I got to the bottom with only a 6.5 mile section along the river to the finish line. The aid station had ice water sponges and soaking myself with the cold water gave me a nice lift. I ran probably 2 miles through this rooty, rocky, technical section before some of the minor climbs (30-50ft) started to feel like 1,000ft climbs. I had given myself some time cushion on the long downhill descent though, so with about 4 miles to go I figured I could probably walk the rest of the way and still get in under 10 hours. That was a relief. I might have been able to push harder during this last section if I needed to, but I was happy to run the downs and walk the ups the rest of the way in.
I crossed the finish line in 9:34:16. (official results - Anton Krupicka shattered his own course record with a 6:25:29!)
I love this course. Why does it make me hurt so bad?
I feel like I know this course a little better after having run it twice now. I can definitely see things that I can improve on to run it under 9 hours. I'm sure I'll be back in the coming years. It's such a beautiful course.
The race is just outside Mount Rainier NP
Enjoying the mountains the day before the race
50 Mile Trail Championship - the competition was stacked
Cool mountain morning stretch
Gathering at the start
Part way up the first climb
Mount Rainier over my shoulder
Mount Rainier watching over the runners
Going through an aid station

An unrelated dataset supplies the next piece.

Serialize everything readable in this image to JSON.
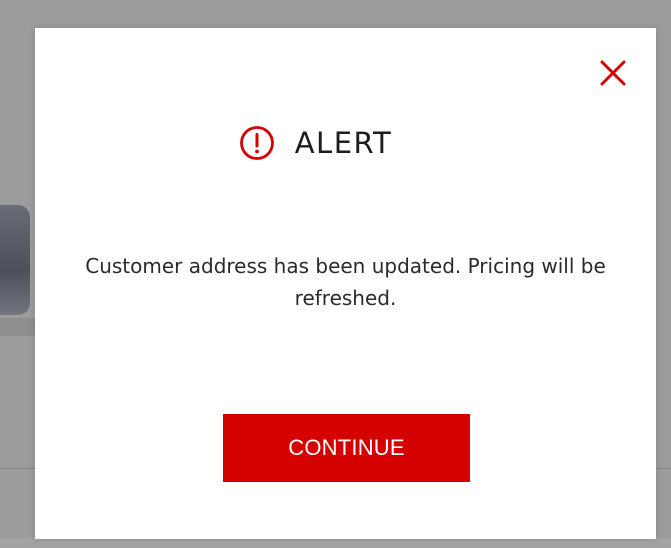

Pounding trail (photo courtesy of Glenn Tachiyama)
Climbing up Sun Top (photo courtesy of Glenn Tachiyama)
Crossing the finish line